India’s relationship with Tehran is also based on energy needs and Iran’s geostrategic location, but it is dependent on Iran, not the other way around. Energy aside, India has much to be concerned about, as both rivals Pakistan and China could exploit Iran’s critical ports. India worked hard to get a deal to develop the Chabahar Port, in part because it worried that it could have been a potential security concern if China gained a foothold, as the Gwadar Port in Pakistan has become. Xi’s elevation of Iran into the BRICS umbrella risks giving China-Iran cooperation an additional boost, and an avenue out of economic isolation. Tensions with the United States and its Western allies will weaken as a result. It also complicated India’s attempts to create a Second Quad in Western Asia, as China has additional leverage as a result of this expansion.

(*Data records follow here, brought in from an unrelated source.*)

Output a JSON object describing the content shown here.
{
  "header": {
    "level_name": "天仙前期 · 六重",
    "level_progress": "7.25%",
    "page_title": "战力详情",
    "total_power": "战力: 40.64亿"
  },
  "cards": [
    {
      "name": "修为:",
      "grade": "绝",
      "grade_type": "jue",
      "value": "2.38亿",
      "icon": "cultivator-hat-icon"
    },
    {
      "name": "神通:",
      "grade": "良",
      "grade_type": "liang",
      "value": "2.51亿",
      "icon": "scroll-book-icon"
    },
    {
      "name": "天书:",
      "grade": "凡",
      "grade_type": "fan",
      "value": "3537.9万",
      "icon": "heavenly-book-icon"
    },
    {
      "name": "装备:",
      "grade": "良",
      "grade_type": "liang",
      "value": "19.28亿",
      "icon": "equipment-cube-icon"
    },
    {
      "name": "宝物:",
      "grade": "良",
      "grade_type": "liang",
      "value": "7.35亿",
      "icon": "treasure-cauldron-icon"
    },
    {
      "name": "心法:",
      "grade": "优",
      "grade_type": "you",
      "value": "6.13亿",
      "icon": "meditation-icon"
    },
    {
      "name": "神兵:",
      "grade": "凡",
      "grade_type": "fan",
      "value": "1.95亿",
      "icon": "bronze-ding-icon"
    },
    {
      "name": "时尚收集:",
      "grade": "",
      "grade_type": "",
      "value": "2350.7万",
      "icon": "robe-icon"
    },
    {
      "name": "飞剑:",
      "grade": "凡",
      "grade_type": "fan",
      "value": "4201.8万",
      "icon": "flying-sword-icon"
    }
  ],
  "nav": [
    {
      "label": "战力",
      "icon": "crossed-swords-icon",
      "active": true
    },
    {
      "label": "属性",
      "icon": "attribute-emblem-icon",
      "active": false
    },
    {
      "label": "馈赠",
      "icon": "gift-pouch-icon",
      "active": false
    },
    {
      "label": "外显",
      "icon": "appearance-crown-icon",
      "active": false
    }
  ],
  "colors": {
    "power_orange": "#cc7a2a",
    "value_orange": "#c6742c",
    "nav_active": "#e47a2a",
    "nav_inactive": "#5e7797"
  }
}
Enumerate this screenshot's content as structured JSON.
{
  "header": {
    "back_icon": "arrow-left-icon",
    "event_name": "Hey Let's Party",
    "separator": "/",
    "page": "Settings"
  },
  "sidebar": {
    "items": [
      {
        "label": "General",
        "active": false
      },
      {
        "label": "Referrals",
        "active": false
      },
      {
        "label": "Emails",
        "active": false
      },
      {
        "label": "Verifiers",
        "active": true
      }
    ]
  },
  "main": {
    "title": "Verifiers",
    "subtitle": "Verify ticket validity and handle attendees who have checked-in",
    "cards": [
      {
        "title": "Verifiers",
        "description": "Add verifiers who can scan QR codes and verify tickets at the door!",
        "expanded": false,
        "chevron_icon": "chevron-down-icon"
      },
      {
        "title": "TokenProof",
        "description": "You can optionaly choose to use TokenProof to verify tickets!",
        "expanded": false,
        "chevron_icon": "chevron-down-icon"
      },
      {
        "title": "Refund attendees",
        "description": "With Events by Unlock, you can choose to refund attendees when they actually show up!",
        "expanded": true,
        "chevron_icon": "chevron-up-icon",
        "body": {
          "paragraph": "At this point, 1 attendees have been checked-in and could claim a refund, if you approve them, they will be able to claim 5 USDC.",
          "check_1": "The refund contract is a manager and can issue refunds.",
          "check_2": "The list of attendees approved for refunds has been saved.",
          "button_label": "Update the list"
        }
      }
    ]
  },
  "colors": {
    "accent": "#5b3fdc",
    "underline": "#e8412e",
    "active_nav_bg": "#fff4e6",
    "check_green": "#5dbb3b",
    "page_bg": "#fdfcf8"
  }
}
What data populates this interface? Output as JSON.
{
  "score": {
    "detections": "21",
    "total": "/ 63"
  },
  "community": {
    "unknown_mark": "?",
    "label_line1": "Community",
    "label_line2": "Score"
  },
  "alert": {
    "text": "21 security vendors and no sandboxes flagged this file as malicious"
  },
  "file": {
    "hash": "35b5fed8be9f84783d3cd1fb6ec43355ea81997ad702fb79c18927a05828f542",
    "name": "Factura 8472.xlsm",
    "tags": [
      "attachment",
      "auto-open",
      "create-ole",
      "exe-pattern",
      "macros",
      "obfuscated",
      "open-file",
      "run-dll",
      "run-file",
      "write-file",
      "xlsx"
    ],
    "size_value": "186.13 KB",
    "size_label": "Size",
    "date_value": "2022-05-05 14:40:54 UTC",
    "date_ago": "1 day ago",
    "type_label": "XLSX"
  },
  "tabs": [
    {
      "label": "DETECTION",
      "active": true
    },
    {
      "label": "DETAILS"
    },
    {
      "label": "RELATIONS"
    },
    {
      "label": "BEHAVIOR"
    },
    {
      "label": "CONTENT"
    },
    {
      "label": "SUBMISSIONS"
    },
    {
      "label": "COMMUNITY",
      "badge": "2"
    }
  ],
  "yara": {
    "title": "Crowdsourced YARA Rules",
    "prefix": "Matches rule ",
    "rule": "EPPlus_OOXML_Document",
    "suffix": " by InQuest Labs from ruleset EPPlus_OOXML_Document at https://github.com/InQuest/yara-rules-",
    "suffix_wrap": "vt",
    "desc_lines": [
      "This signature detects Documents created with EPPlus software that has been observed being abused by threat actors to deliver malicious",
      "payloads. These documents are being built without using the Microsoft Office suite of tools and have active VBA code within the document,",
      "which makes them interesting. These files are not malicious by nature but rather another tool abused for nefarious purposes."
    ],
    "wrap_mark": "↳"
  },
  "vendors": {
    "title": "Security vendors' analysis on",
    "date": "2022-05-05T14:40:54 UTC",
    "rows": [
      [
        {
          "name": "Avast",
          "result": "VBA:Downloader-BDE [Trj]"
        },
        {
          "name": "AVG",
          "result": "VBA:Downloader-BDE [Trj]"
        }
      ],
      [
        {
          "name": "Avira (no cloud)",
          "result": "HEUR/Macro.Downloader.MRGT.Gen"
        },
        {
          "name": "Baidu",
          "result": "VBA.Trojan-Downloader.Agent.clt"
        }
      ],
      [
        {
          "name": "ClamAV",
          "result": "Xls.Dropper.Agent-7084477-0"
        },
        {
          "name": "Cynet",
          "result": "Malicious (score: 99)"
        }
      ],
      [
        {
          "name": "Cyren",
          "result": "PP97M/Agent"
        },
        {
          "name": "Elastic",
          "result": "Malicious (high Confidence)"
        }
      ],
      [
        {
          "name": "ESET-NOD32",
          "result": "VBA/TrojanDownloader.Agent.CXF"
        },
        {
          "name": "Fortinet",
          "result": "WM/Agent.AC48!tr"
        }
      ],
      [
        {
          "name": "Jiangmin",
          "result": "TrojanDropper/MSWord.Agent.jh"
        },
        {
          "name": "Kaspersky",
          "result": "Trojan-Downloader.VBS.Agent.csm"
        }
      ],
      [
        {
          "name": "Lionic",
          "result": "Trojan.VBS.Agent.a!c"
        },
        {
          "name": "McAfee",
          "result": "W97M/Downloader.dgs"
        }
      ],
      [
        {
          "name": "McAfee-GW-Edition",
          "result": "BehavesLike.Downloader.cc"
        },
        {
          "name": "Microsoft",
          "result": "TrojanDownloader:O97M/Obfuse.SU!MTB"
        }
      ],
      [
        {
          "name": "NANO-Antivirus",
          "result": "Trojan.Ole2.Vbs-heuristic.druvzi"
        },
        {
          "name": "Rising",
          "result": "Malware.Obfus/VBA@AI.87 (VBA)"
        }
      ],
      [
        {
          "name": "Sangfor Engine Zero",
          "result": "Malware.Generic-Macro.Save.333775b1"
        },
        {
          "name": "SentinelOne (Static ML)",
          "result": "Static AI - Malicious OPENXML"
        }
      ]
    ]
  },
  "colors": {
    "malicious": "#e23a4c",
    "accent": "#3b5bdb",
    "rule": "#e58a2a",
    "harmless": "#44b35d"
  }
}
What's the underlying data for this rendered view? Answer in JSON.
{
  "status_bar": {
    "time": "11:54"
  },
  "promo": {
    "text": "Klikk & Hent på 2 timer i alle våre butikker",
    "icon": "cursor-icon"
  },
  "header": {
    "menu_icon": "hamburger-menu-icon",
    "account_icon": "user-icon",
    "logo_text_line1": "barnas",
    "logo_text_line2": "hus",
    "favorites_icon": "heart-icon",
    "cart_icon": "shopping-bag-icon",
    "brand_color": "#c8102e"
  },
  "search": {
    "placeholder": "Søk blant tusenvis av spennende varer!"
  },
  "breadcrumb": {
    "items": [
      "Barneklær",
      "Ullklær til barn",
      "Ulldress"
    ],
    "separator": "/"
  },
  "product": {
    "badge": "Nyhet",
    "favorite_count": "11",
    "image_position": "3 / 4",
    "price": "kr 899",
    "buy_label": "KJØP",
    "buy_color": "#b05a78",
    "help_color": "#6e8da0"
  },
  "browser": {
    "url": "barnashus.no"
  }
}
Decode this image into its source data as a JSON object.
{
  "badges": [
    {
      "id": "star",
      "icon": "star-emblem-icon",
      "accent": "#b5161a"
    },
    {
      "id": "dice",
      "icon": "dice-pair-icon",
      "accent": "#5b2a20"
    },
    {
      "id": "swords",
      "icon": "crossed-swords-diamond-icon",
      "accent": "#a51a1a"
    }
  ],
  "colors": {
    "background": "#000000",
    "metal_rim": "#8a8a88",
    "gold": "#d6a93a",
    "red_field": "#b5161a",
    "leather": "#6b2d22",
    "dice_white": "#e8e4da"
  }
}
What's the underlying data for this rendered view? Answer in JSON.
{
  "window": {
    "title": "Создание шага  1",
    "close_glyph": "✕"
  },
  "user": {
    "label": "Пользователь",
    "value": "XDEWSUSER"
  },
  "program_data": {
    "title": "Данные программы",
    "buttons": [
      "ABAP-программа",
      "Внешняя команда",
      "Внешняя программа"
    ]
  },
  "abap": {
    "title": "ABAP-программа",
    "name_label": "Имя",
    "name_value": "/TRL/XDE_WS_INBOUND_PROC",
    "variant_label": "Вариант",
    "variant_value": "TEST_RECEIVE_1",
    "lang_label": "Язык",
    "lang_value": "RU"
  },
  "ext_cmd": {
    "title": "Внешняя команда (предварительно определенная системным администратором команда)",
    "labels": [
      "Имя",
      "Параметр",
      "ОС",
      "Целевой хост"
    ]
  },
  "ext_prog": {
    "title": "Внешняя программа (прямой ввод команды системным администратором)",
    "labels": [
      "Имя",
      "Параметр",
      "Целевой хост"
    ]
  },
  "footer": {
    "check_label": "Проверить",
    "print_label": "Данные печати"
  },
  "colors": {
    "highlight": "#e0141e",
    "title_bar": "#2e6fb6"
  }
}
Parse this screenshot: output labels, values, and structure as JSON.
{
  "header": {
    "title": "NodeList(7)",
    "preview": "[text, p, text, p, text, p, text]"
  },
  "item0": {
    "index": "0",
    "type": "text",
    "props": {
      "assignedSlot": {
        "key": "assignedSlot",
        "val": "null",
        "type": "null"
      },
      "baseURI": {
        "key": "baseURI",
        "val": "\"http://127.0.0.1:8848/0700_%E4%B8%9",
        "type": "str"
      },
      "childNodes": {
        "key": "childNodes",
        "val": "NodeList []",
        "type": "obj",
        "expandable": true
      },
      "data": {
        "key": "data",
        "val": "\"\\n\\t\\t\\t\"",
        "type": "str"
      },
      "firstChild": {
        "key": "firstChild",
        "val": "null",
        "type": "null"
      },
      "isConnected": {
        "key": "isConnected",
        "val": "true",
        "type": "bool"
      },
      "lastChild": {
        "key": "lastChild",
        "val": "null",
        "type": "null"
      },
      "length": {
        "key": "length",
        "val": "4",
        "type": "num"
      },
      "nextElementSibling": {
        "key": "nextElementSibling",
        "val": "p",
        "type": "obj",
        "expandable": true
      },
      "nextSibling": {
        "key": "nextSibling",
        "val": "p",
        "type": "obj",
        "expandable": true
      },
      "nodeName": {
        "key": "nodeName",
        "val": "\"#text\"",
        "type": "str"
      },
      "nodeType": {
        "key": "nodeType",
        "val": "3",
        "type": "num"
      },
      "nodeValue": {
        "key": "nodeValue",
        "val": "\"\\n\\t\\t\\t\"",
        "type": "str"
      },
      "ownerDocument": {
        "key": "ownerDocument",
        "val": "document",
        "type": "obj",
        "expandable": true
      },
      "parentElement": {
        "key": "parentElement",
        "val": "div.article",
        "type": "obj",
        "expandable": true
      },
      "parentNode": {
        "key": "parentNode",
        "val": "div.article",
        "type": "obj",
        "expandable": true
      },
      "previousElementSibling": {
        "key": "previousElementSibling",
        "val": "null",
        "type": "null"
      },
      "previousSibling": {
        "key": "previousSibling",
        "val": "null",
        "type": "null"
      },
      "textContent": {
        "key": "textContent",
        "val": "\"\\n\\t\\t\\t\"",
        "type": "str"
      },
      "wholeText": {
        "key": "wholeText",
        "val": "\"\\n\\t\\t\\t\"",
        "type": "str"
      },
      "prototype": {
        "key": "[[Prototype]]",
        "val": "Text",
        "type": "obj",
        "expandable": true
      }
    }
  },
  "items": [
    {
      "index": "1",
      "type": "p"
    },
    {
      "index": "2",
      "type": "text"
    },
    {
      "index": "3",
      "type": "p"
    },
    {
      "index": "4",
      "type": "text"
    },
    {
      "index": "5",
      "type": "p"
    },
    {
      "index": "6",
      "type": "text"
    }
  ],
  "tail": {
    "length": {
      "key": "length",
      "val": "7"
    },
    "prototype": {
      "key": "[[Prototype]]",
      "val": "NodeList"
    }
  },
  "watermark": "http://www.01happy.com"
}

China’s renewed presence in the Middle East should worry India.
Iran’s entry into BRICS also creates a hostile environment for India in other mini-lateral and multilateral fora. While there may be an added benefit to India to draw on the addition of large OPEC countries, there is an extreme risk that the addition of Iran and Saudi Arabia, combined with Russia and China, would constitute the solidification of an anti-Western bloc, which could compromise India’s balancing acts in its relations with both the G7 countries and the G20, of which it is currently chair. While it on paper could give the Global South more of a voice in decision-making, the increased divisiveness created with BRICS expansion could make consensus, or even compromise much more difficult.
China’s hand in the inclusion of other countries cannot be discounted and they mark territory that India as a regional power cannot influence. China was instrumental in granting Argentina economic assistance to help it repay part of the $2.7 billion dollar loan it took from the International Monetary Fund (IMF). For Argentina, China has been a critical infrastructure development partner, borrowing more than $3 billion from Chinese banks to finance rail projects and renewable energy. Argentina’s entry into BRICS was also supported heavily by Brazil. As China’s reach throughout South America grows, its leverage over developing and emerging economies also grows. Beijing’s influence over Buenos Aires through BRICS will also grow.
While the repercussions of the expansion will not be felt until next year, and the shift in the world economic order might not be as large as some might predict due to currency valuations, India’s status within the bloc will diminish and it will be arduous for New Delhi to balance its odd relationship with Russia, its strategic rivalry with China, and maintain its influence in an alliance that now overwhelmingly favors Beijing.
The views expressed in this article belong to the authors alone and do not necessarily reflect those of Geopoliticalmonitor.com.